> **Problem description**
Every line below should be repeated exactly.

━━━ Dataset entries ━━━

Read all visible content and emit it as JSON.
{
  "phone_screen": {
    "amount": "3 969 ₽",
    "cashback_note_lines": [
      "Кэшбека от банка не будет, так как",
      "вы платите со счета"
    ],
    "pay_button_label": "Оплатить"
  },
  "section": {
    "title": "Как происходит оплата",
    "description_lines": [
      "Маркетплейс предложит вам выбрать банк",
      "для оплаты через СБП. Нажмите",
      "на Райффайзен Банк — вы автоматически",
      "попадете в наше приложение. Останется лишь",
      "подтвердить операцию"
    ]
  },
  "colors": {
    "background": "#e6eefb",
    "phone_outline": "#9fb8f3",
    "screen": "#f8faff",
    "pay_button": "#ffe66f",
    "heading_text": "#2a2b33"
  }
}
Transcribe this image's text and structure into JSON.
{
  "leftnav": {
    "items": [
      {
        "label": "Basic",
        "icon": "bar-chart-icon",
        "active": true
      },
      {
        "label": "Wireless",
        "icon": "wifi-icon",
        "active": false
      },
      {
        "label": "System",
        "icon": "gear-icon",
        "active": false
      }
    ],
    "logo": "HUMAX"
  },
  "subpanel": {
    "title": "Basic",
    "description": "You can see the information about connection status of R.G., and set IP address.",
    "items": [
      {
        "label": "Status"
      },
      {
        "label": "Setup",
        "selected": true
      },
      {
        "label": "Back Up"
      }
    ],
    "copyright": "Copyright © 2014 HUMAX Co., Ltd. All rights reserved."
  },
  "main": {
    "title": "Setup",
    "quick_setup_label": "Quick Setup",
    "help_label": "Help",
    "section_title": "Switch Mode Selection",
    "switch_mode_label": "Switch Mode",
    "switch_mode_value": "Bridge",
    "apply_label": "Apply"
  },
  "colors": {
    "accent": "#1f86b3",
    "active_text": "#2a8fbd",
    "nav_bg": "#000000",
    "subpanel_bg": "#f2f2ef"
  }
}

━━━

> **Written solution**
Read all visible content and emit it as JSON.
{
  "phone_screen": {
    "amount": "3 969 ₽",
    "cashback_note_lines": [
      "Кэшбека от банка не будет, так как",
      "вы платите со счета"
    ],
    "pay_button_label": "Оплатить"
  },
  "section": {
    "title": "Как происходит оплата",
    "description_lines": [
      "Маркетплейс предложит вам выбрать банк",
      "для оплаты через СБП. Нажмите",
      "на Райффайзен Банк — вы автоматически",
      "попадете в наше приложение. Останется лишь",
      "подтвердить операцию"
    ]
  },
  "colors": {
    "background": "#e6eefb",
    "phone_outline": "#9fb8f3",
    "screen": "#f8faff",
    "pay_button": "#ffe66f",
    "heading_text": "#2a2b33"
  }
}
Transcribe this image's text and structure into JSON.
{
  "leftnav": {
    "items": [
      {
        "label": "Basic",
        "icon": "bar-chart-icon",
        "active": true
      },
      {
        "label": "Wireless",
        "icon": "wifi-icon",
        "active": false
      },
      {
        "label": "System",
        "icon": "gear-icon",
        "active": false
      }
    ],
    "logo": "HUMAX"
  },
  "subpanel": {
    "title": "Basic",
    "description": "You can see the information about connection status of R.G., and set IP address.",
    "items": [
      {
        "label": "Status"
      },
      {
        "label": "Setup",
        "selected": true
      },
      {
        "label": "Back Up"
      }
    ],
    "copyright": "Copyright © 2014 HUMAX Co., Ltd. All rights reserved."
  },
  "main": {
    "title": "Setup",
    "quick_setup_label": "Quick Setup",
    "help_label": "Help",
    "section_title": "Switch Mode Selection",
    "switch_mode_label": "Switch Mode",
    "switch_mode_value": "Bridge",
    "apply_label": "Apply"
  },
  "colors": {
    "accent": "#1f86b3",
    "active_text": "#2a8fbd",
    "nav_bg": "#000000",
    "subpanel_bg": "#f2f2ef"
  }
}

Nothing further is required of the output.